Facebook on the other hand has been relatively successful in its pursuits of advertising spend, opening itself up with a number of native formats including Sponsored stories, which act as a social recommendation & have higher response rates than standard ad formats. But this idea of personalisation is not new to Facebook & has been used in display media for a long while, becoming more & more advanced all the time. Whilst personalised re-targeting ads, for example, don’t act as recommendations from friends they still increase purchase intent by acting as a reminder of those goods you wanted but didn’t get round to buying. Plus, brands selling directly on or via Facebook rarely do so at the expense of their own website. Social sites no doubt give brands the opportunity to directly engage with loyal followers which builds relationships that can be converted in to leads, but a brand’s own website is still their biggest revenue driver and grants the advertiser more control than Facebook ever will. Direct display advertising will continue to be highly relevant to retailers for the foreseeable future and networks and Demand Side Platforms will still offer the most cost-effective and scalable way drive users and sales through to a site.
Another trend we are also witnessing is the growth of interactivity, for example the virtual store.
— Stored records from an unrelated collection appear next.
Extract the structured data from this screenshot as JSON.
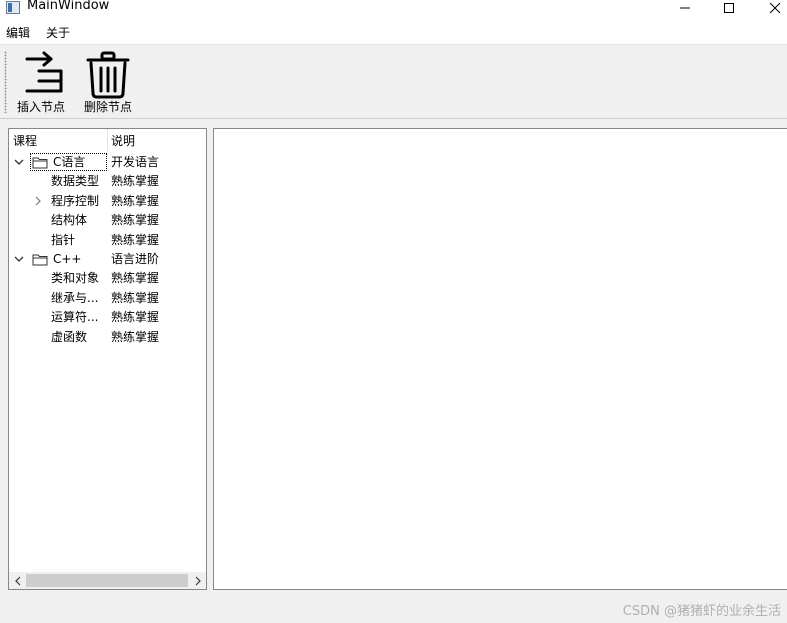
{
  "window": {
    "title": "MainWindow"
  },
  "menu": {
    "items": [
      "编辑",
      "关于"
    ]
  },
  "toolbar": {
    "insert_label": "插入节点",
    "delete_label": "删除节点"
  },
  "tree": {
    "headers": [
      "课程",
      "说明"
    ],
    "rows": [
      {
        "name": "C语言",
        "desc": "开发语言",
        "level": 0,
        "arrow": "expanded",
        "folder": true,
        "current": true
      },
      {
        "name": "数据类型",
        "desc": "熟练掌握",
        "level": 1,
        "arrow": "none"
      },
      {
        "name": "程序控制",
        "desc": "熟练掌握",
        "level": 1,
        "arrow": "collapsed"
      },
      {
        "name": "结构体",
        "desc": "熟练掌握",
        "level": 1,
        "arrow": "none"
      },
      {
        "name": "指针",
        "desc": "熟练掌握",
        "level": 1,
        "arrow": "none"
      },
      {
        "name": "C++",
        "desc": "语言进阶",
        "level": 0,
        "arrow": "expanded",
        "folder": true
      },
      {
        "name": "类和对象",
        "desc": "熟练掌握",
        "level": 1,
        "arrow": "none"
      },
      {
        "name": "继承与...",
        "desc": "熟练掌握",
        "level": 1,
        "arrow": "none"
      },
      {
        "name": "运算符...",
        "desc": "熟练掌握",
        "level": 1,
        "arrow": "none"
      },
      {
        "name": "虚函数",
        "desc": "熟练掌握",
        "level": 1,
        "arrow": "none"
      }
    ]
  },
  "watermark": "CSDN @猪猪虾的业余生活"
}
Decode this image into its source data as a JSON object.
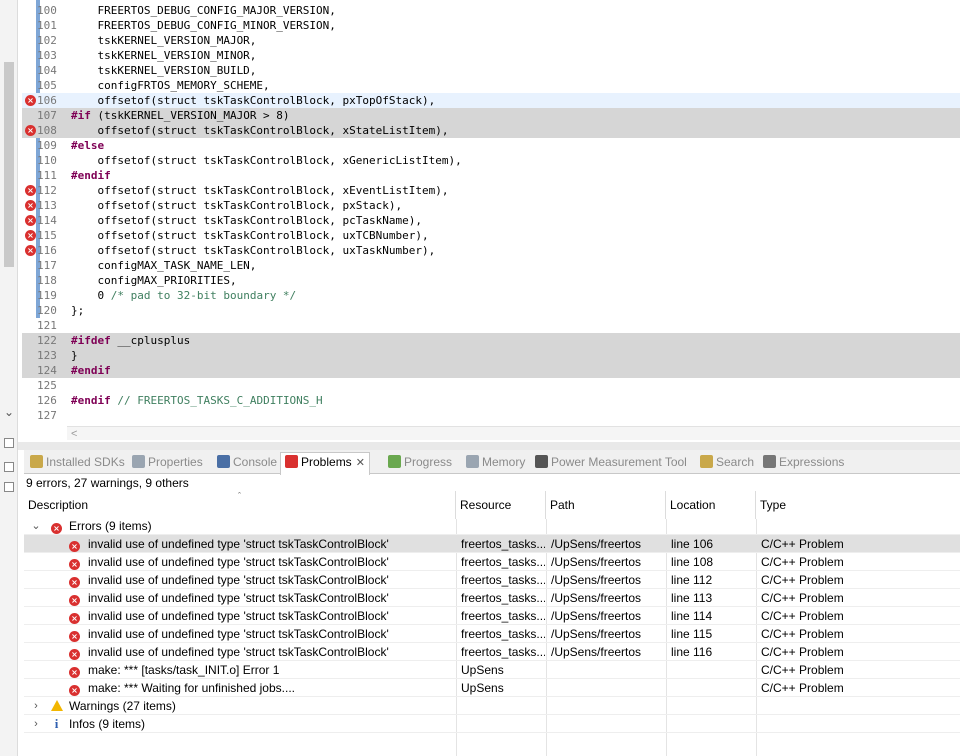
{
  "editor": {
    "lines": [
      {
        "num": "100",
        "text": "    FREERTOS_DEBUG_CONFIG_MAJOR_VERSION,"
      },
      {
        "num": "101",
        "text": "    FREERTOS_DEBUG_CONFIG_MINOR_VERSION,"
      },
      {
        "num": "102",
        "text": "    tskKERNEL_VERSION_MAJOR,"
      },
      {
        "num": "103",
        "text": "    tskKERNEL_VERSION_MINOR,"
      },
      {
        "num": "104",
        "text": "    tskKERNEL_VERSION_BUILD,"
      },
      {
        "num": "105",
        "text": "    configFRTOS_MEMORY_SCHEME,"
      },
      {
        "num": "106",
        "text": "    offsetof(struct tskTaskControlBlock, pxTopOfStack),"
      },
      {
        "num": "107",
        "kw": "#if",
        "text": " (tskKERNEL_VERSION_MAJOR > 8)"
      },
      {
        "num": "108",
        "text": "    offsetof(struct tskTaskControlBlock, xStateListItem),"
      },
      {
        "num": "109",
        "kw": "#else",
        "text": ""
      },
      {
        "num": "110",
        "text": "    offsetof(struct tskTaskControlBlock, xGenericListItem),"
      },
      {
        "num": "111",
        "kw": "#endif",
        "text": ""
      },
      {
        "num": "112",
        "text": "    offsetof(struct tskTaskControlBlock, xEventListItem),"
      },
      {
        "num": "113",
        "text": "    offsetof(struct tskTaskControlBlock, pxStack),"
      },
      {
        "num": "114",
        "text": "    offsetof(struct tskTaskControlBlock, pcTaskName),"
      },
      {
        "num": "115",
        "text": "    offsetof(struct tskTaskControlBlock, uxTCBNumber),"
      },
      {
        "num": "116",
        "text": "    offsetof(struct tskTaskControlBlock, uxTaskNumber),"
      },
      {
        "num": "117",
        "text": "    configMAX_TASK_NAME_LEN,"
      },
      {
        "num": "118",
        "text": "    configMAX_PRIORITIES,"
      },
      {
        "num": "119",
        "text": "    0 ",
        "comment": "/* pad to 32-bit boundary */"
      },
      {
        "num": "120",
        "text": "};"
      },
      {
        "num": "121",
        "text": ""
      },
      {
        "num": "122",
        "kw": "#ifdef",
        "text": " __cplusplus"
      },
      {
        "num": "123",
        "text": "}"
      },
      {
        "num": "124",
        "kw": "#endif",
        "text": ""
      },
      {
        "num": "125",
        "text": ""
      },
      {
        "num": "126",
        "kw": "#endif",
        "text": " ",
        "comment": "// FREERTOS_TASKS_C_ADDITIONS_H"
      },
      {
        "num": "127",
        "text": ""
      }
    ],
    "hscroll_left": "<"
  },
  "tabs": [
    {
      "label": "Installed SDKs",
      "icon": "sdk-icon",
      "color": "#c9a84a"
    },
    {
      "label": "Properties",
      "icon": "properties-icon",
      "color": "#9aa5b1"
    },
    {
      "label": "Console",
      "icon": "console-icon",
      "color": "#4a6fa5"
    },
    {
      "label": "Problems",
      "icon": "problems-icon",
      "color": "#d9302f"
    },
    {
      "label": "Progress",
      "icon": "progress-icon",
      "color": "#6aa84f"
    },
    {
      "label": "Memory",
      "icon": "memory-icon",
      "color": "#9aa5b1"
    },
    {
      "label": "Power Measurement Tool",
      "icon": "power-icon",
      "color": "#555555"
    },
    {
      "label": "Search",
      "icon": "search-icon",
      "color": "#c9a84a"
    },
    {
      "label": "Expressions",
      "icon": "expressions-icon",
      "color": "#777777"
    }
  ],
  "problems": {
    "summary": "9 errors, 27 warnings, 9 others",
    "columns": [
      "Description",
      "Resource",
      "Path",
      "Location",
      "Type"
    ],
    "errors_group": "Errors (9 items)",
    "warnings_group": "Warnings (27 items)",
    "infos_group": "Infos (9 items)",
    "rows": [
      {
        "desc": "invalid use of undefined type 'struct tskTaskControlBlock'",
        "resource": "freertos_tasks...",
        "path": "/UpSens/freertos",
        "location": "line 106",
        "type": "C/C++ Problem"
      },
      {
        "desc": "invalid use of undefined type 'struct tskTaskControlBlock'",
        "resource": "freertos_tasks...",
        "path": "/UpSens/freertos",
        "location": "line 108",
        "type": "C/C++ Problem"
      },
      {
        "desc": "invalid use of undefined type 'struct tskTaskControlBlock'",
        "resource": "freertos_tasks...",
        "path": "/UpSens/freertos",
        "location": "line 112",
        "type": "C/C++ Problem"
      },
      {
        "desc": "invalid use of undefined type 'struct tskTaskControlBlock'",
        "resource": "freertos_tasks...",
        "path": "/UpSens/freertos",
        "location": "line 113",
        "type": "C/C++ Problem"
      },
      {
        "desc": "invalid use of undefined type 'struct tskTaskControlBlock'",
        "resource": "freertos_tasks...",
        "path": "/UpSens/freertos",
        "location": "line 114",
        "type": "C/C++ Problem"
      },
      {
        "desc": "invalid use of undefined type 'struct tskTaskControlBlock'",
        "resource": "freertos_tasks...",
        "path": "/UpSens/freertos",
        "location": "line 115",
        "type": "C/C++ Problem"
      },
      {
        "desc": "invalid use of undefined type 'struct tskTaskControlBlock'",
        "resource": "freertos_tasks...",
        "path": "/UpSens/freertos",
        "location": "line 116",
        "type": "C/C++ Problem"
      },
      {
        "desc": "make: *** [tasks/task_INIT.o] Error 1",
        "resource": "UpSens",
        "path": "",
        "location": "",
        "type": "C/C++ Problem"
      },
      {
        "desc": "make: *** Waiting for unfinished jobs....",
        "resource": "UpSens",
        "path": "",
        "location": "",
        "type": "C/C++ Problem"
      }
    ]
  }
}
Online & offline are becoming increasingly blurred & it is sometimes difficult to differentiate between an ad & a product itself because they can be purchased at the touch of a button & arrive almost instantly. Consequently, the likes of Channel 4 have developed new ad formats, such as the Ad Link, that enable a consumer to order a product direct from the advertisement itself. So the increasing challenge for advertisers is to make it as quick & easy as possible for a consumer to see an ad, decide they want the product & purchase it there and then. Videos also aid this interactive experience – brands themselves have seen that adding a video to a site means that visitors are less likely to abandon the purchase process. This is also the case for videos ads, which account for an increasingly significant proportion of online advertising spend. Shopping behaviours might be changing, but it is still a visual hands on activity, & this is reflected in changes to online advertising.
There is no doubt that the world of shopping is changing. The increasingly dominant online world has given rise to many new players, in response to our online preferences & behaviours. However, s-commerce is unlikely to take the place of well managed e-commerce strategies – only a relatively small number of brands have launched shops on Facebook & virtually none have relocated completely, whilst the role and future of Pinterest is still uncertain. M-commerce is arguably the one to watch and will become an increasing focus for advertising campaigns whilst the lines between desktop and mobile become ever more blurred.
However, even mobile domination of the retail space is some way off – consumers are still nervous about purchasing on mobiles & mobile sites won’t have the full functionality of the desktop site for a long time. Instead, brands should focus on including videos, reviews, and personal elements to their site – just as Amazon have been doing for a long while– and developing strong mobile optimised experiences. Online display advertising will need to reflect this ever-changing landscape wherever possible, but the requirement for well managed, sophisticated display campaigns won’t be disappearing any time soon.